By Matt Scuffham
London - A former chairman of HBOS told British lawmakers that the bank had increased its corporate lending too aggressively in the run up to the financial crisis of 2008, contributing to its near collapse.
Dennis Stevenson, who served as HBOS chairman between 2001 and 2009, said in written evidence to the banking standards commission that the bank was lending too much money to businesses, leaving it vulnerable when wholesale funding markets dried up.
“It is clear, with the benefit of hindsight, that mistakes were made in the degree of corporate lending ... The Financial Services Authority is almost certainly right to suggest that the corporate division grew too quickly,” he said in evidence published before his appearance on Tuesday in front of the commission looking into the downfall of HBOS and what lessons can be learnt to prevent future bank failures.
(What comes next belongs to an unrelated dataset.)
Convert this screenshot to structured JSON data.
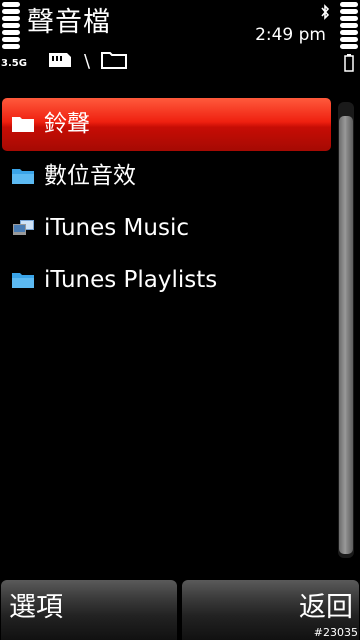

Stevenson later told the parliamentary commission that the bank's demise was fundamentally caused by the near closure of wholesale funding markets in 2008.
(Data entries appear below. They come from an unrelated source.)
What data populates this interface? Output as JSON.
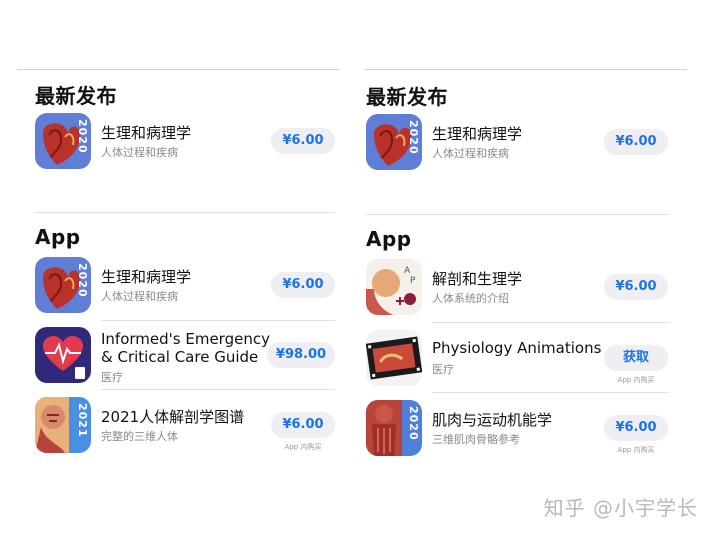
{
  "left": {
    "new_release": {
      "title": "最新发布",
      "app": {
        "name": "生理和病理学",
        "subtitle": "人体过程和疾病",
        "price": "¥6.00",
        "year": "2020"
      }
    },
    "apps_section": {
      "title": "App",
      "apps": [
        {
          "name": "生理和病理学",
          "subtitle": "人体过程和疾病",
          "price": "¥6.00",
          "year": "2020"
        },
        {
          "name_line1": "Informed's Emergency",
          "name_line2": "& Critical Care Guide",
          "subtitle": "医疗",
          "price": "¥98.00"
        },
        {
          "name": "2021人体解剖学图谱",
          "subtitle": "完整的三维人体",
          "price": "¥6.00",
          "iap": "App 内购买",
          "year": "2021"
        }
      ]
    }
  },
  "right": {
    "new_release": {
      "title": "最新发布",
      "app": {
        "name": "生理和病理学",
        "subtitle": "人体过程和疾病",
        "price": "¥6.00",
        "year": "2020"
      }
    },
    "apps_section": {
      "title": "App",
      "apps": [
        {
          "name": "解剖和生理学",
          "subtitle": "人体系统的介绍",
          "price": "¥6.00"
        },
        {
          "name": "Physiology Animations",
          "subtitle": "医疗",
          "price": "获取",
          "iap": "App 内购买"
        },
        {
          "name": "肌肉与运动机能学",
          "subtitle": "三维肌肉骨骼参考",
          "price": "¥6.00",
          "iap": "App 内购买",
          "year": "2020"
        }
      ]
    }
  },
  "watermark": "知乎 @小宇学长",
  "colors": {
    "accent": "#1a73e8",
    "button_bg": "#eeeef3",
    "secondary_text": "#8a8a8e"
  },
  "icons": [
    "heart-anatomy-icon",
    "ekg-heart-icon",
    "anatomy-head-icon",
    "ap-anatomy-icon",
    "film-strip-icon",
    "muscle-anatomy-icon"
  ]
}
He said that the bank had taken steps to broaden the nature of its funding and accelerate the rate of its deposit growth to address long-term concerns about its reliance on wholesale markets, but it had not foreseen a short-term risk.
“We failed, along with rest of the world, to anticipate the protracted closure of wholesale markets,” Stevenson said.
“The worries we had were long-term worries. Had we thought for a moment there would be protracted closure of wholesale markets, we'd have been forced to take action.”
Once Britain's biggest mortgage provider, HBOS had to be rescued by rival Lloyds Banking Group and propped up with an 11.5 billion pound ($18.5 billion) taxpayer bailout when the financial crisis laid bare its disastrous exposure to property in Britain and Ireland. - Reuters